The new owners have confirmed that Mount Isa will be the focus of recruitment efforts and Mr Crowther said they had also indicated they would look to the city as a supply hub.
“The downturn in lead and zinc production (from Glencore from late 2015) has slowed the town a bit,” Mr Crowther said.
But Mr Crowther said the recent opening of CuDeco’s Rocklands copper project near Cloncurry had been a boost for the region and Capricorn Copper coming online was another plus.
“They will encourage people to live and work in the area where they are earning the money and that is always great,” he said.
He was commenting after Capricorn Copper revealed it had launched a $110 million capital program to restart the former Mount Gordon copper mine.

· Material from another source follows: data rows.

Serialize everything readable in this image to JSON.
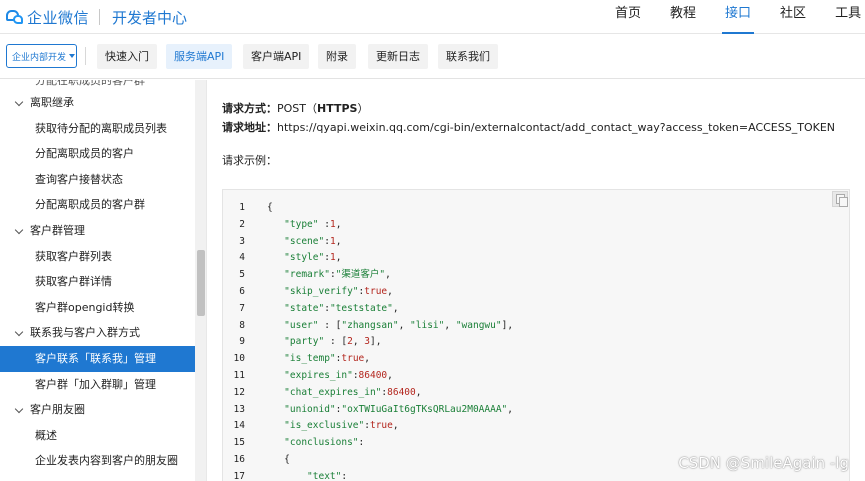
{
  "header": {
    "brand": "企业微信",
    "subtitle": "开发者中心",
    "nav": [
      "首页",
      "教程",
      "接口",
      "社区",
      "工具"
    ],
    "nav_active": 2
  },
  "subnav": {
    "scope": "企业内部开发",
    "tabs": [
      "快速入门",
      "服务端API",
      "客户端API",
      "附录",
      "更新日志",
      "联系我们"
    ],
    "active_tab": 1
  },
  "sidebar": {
    "cut_item": "分配在职成员的客户群",
    "items": [
      {
        "label": "离职继承",
        "type": "group"
      },
      {
        "label": "获取待分配的离职成员列表",
        "type": "child"
      },
      {
        "label": "分配离职成员的客户",
        "type": "child"
      },
      {
        "label": "查询客户接替状态",
        "type": "child"
      },
      {
        "label": "分配离职成员的客户群",
        "type": "child"
      },
      {
        "label": "客户群管理",
        "type": "group"
      },
      {
        "label": "获取客户群列表",
        "type": "child"
      },
      {
        "label": "获取客户群详情",
        "type": "child"
      },
      {
        "label": "客户群opengid转换",
        "type": "child"
      },
      {
        "label": "联系我与客户入群方式",
        "type": "group"
      },
      {
        "label": "客户联系「联系我」管理",
        "type": "child",
        "active": true
      },
      {
        "label": "客户群「加入群聊」管理",
        "type": "child"
      },
      {
        "label": "客户朋友圈",
        "type": "group"
      },
      {
        "label": "概述",
        "type": "child"
      },
      {
        "label": "企业发表内容到客户的朋友圈",
        "type": "child"
      }
    ]
  },
  "main": {
    "method_label": "请求方式：",
    "method_value": "POST（",
    "method_proto": "HTTPS",
    "method_close": "）",
    "url_label": "请求地址：",
    "url_value": "https://qyapi.weixin.qq.com/cgi-bin/externalcontact/add_contact_way?access_token=ACCESS_TOKEN",
    "example_label": "请求示例：",
    "code_lines": [
      {
        "n": "1",
        "c": "{"
      },
      {
        "n": "2",
        "c": "   \"type\" :1,"
      },
      {
        "n": "3",
        "c": "   \"scene\":1,"
      },
      {
        "n": "4",
        "c": "   \"style\":1,"
      },
      {
        "n": "5",
        "c": "   \"remark\":\"渠道客户\","
      },
      {
        "n": "6",
        "c": "   \"skip_verify\":true,"
      },
      {
        "n": "7",
        "c": "   \"state\":\"teststate\","
      },
      {
        "n": "8",
        "c": "   \"user\" : [\"zhangsan\", \"lisi\", \"wangwu\"],"
      },
      {
        "n": "9",
        "c": "   \"party\" : [2, 3],"
      },
      {
        "n": "10",
        "c": "   \"is_temp\":true,"
      },
      {
        "n": "11",
        "c": "   \"expires_in\":86400,"
      },
      {
        "n": "12",
        "c": "   \"chat_expires_in\":86400,"
      },
      {
        "n": "13",
        "c": "   \"unionid\":\"oxTWIuGaIt6gTKsQRLau2M0AAAA\","
      },
      {
        "n": "14",
        "c": "   \"is_exclusive\":true,"
      },
      {
        "n": "15",
        "c": "   \"conclusions\":"
      },
      {
        "n": "16",
        "c": "   {"
      },
      {
        "n": "17",
        "c": "       \"text\":"
      }
    ]
  },
  "watermark": "CSDN @SmileAgain -lg",
  "colors": {
    "accent": "#1f78d1",
    "string": "#1a7f37",
    "number": "#b3261e"
  }
}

The site, about 120km north of Mount Isa, has been on care and maintenance since April 2013.
“We’re full steam ahead and at this stage we’ve got really supportive investors, which means we can press ahead with confidence,” Capricorn Copper managing director Carl Hallion said of the restart plans.

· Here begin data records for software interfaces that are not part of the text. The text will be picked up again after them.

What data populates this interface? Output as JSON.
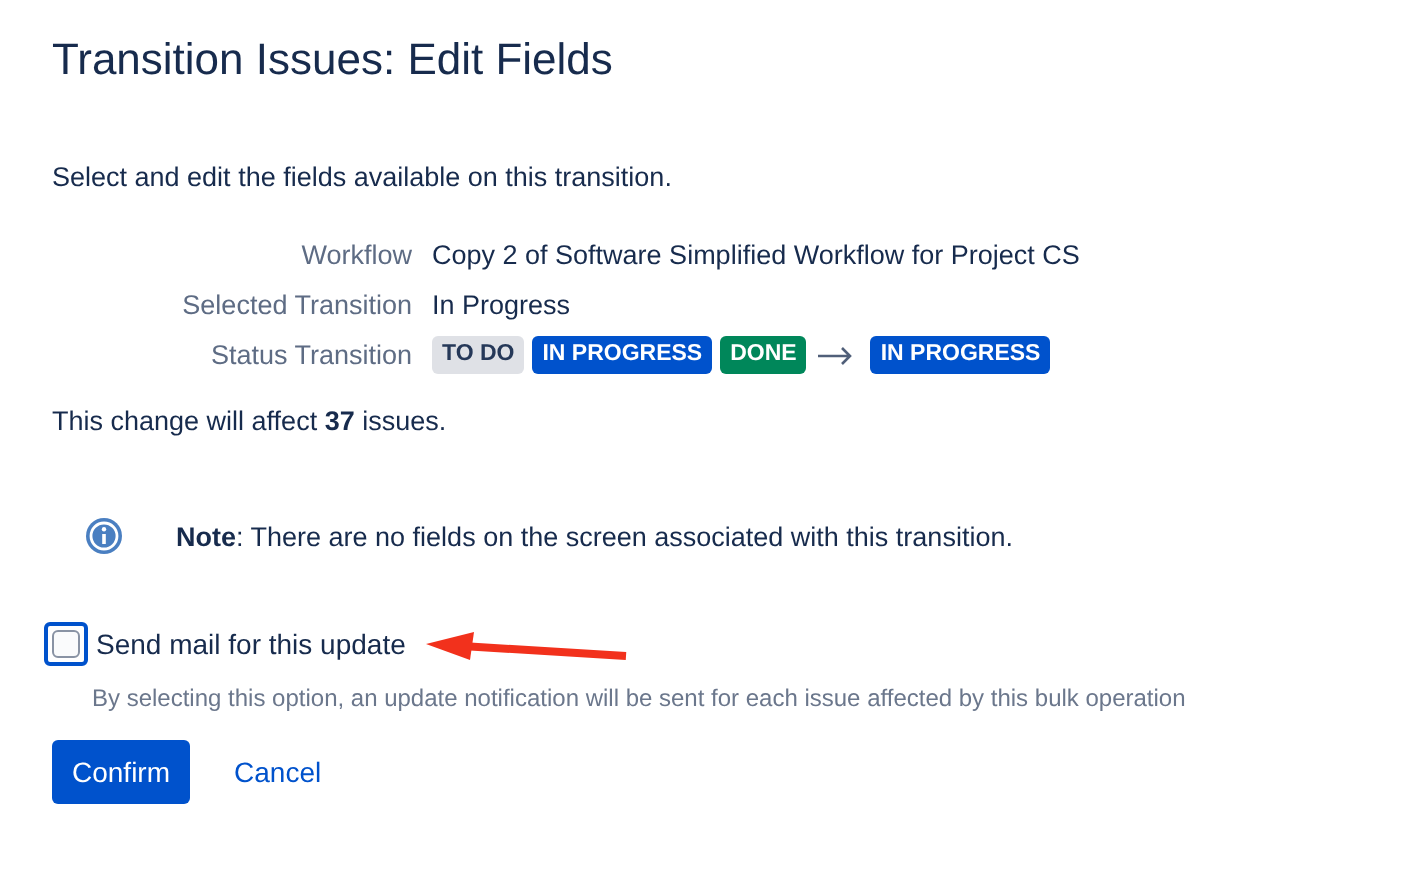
{
  "title": "Transition Issues: Edit Fields",
  "intro": "Select and edit the fields available on this transition.",
  "details": [
    {
      "label": "Workflow",
      "value": "Copy 2 of Software Simplified Workflow for Project CS"
    },
    {
      "label": "Selected Transition",
      "value": "In Progress"
    }
  ],
  "status_transition": {
    "label": "Status Transition",
    "from": [
      {
        "text": "TO DO",
        "color": "#dfe1e6"
      },
      {
        "text": "IN PROGRESS",
        "color": "#0052cc"
      },
      {
        "text": "DONE",
        "color": "#00875a"
      }
    ],
    "to": [
      {
        "text": "IN PROGRESS",
        "color": "#0052cc"
      }
    ]
  },
  "affect": "This change will affect **37** issues.",
  "note": "**Note**: There are no fields on the screen associated with this transition.",
  "send_mail": {
    "label": "Send mail for this update",
    "checked": false,
    "focused": true,
    "hint": "By selecting this option, an update notification will be sent for each issue affected by this bulk operation"
  },
  "buttons": [
    {
      "label": "Confirm",
      "kind": "primary"
    },
    {
      "label": "Cancel",
      "kind": "link"
    }
  ]
}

Mr Hallion confirmed that Mount Isa would be the focus of recruitment efforts for the 220-strong workforce at the site.
“We won’t be able to source all of our staff out of the Mount Isa region, but we’re really implementing employment policies that are targeting Mount Isa as our point of hire,” he said.
“If we don’t get the right candidates from Mount Isa, the structure and style of the remuneration we’re putting in place will look to encourage people to relocate to Mount Isa.
“There will be a bigger benefit in doing that and continuing to support the local region, which we think is really important.”
The company’s two next target areas were Townsville and Cairns, he said.
People from outside north-west Queensland would fly into Mount Isa and a bus will run to and from that city to take workers to the Capricorn Copper operation.
During their rostered days, workers will live in the 300-person camp on site.
“We won’t be hot bedding,” Mr Hallion said. “Everyone will have their own rooms.”
The company has engaged Hays to assist with recruitment and encourages jobseekers to contact that firm directly.
Mr Hallion said also Capricorn Copper would launch a new website in the new year with a careers path and detailed information about the project.
Approach aids environmental management
Capricorn Copper is refurbishing the operation’s mill at a cost of $27 million and expects to commission it in the third or fourth quarter of 2017.
“We would expect that to ramp up to steady state production through to the beginning of 2018,” Mr Hallion said.
One of the boons in the restart plan is the Capricorn Copper process flow design, which will include a water treatment plant and a sludge treatment plant.
This would deal with environmental management issues at the site involving contaminated water and high-density sludge, Mr Hallion said.
“In doing that we will actually be able to recover copper while we’re cleaning up and, at these prices, we’ll be able to cover the cost of the clean-up – so I think that’s a key focus for everybody,” he said.
“We have embedded the initial rehabilitation programs into the plant design and that helps us deal with water management going forward as well and we minimise the water consumption.”
Copper’s time to shine
Mr Hallion said there was strong demand for the operation’s high-grade concentrate (at more than 30 per cent copper).
“Essentially we’re seeing really strong fundamentals for copper and the optimism returning, so I think our timing with the restart is probably about as good as we could have hoped for,” he said.
“A lot of people have linked the recent jump in copper prices to the election of (US president) Trump and the view that he will kick-start the American economy, but the copper price rally actually started prior to the election.
“It was linked with LME Week when all the traders, smelters and key suppliers of copper concentrates and other metals get together in London and start to negotiate their annual contracts.
“There was a real shift in optimism and I think that was more the catalyst against the backdrop of some much stronger demand, particularly coming out of China.”
The team behind Capricorn Copper has worked to ensure the project was robust enough to survive prices below the $US2 mark, he said.
The price is now sitting around $US2.65 a pound and Mr Hallion believes it may strengthen to $US3 towards 2020.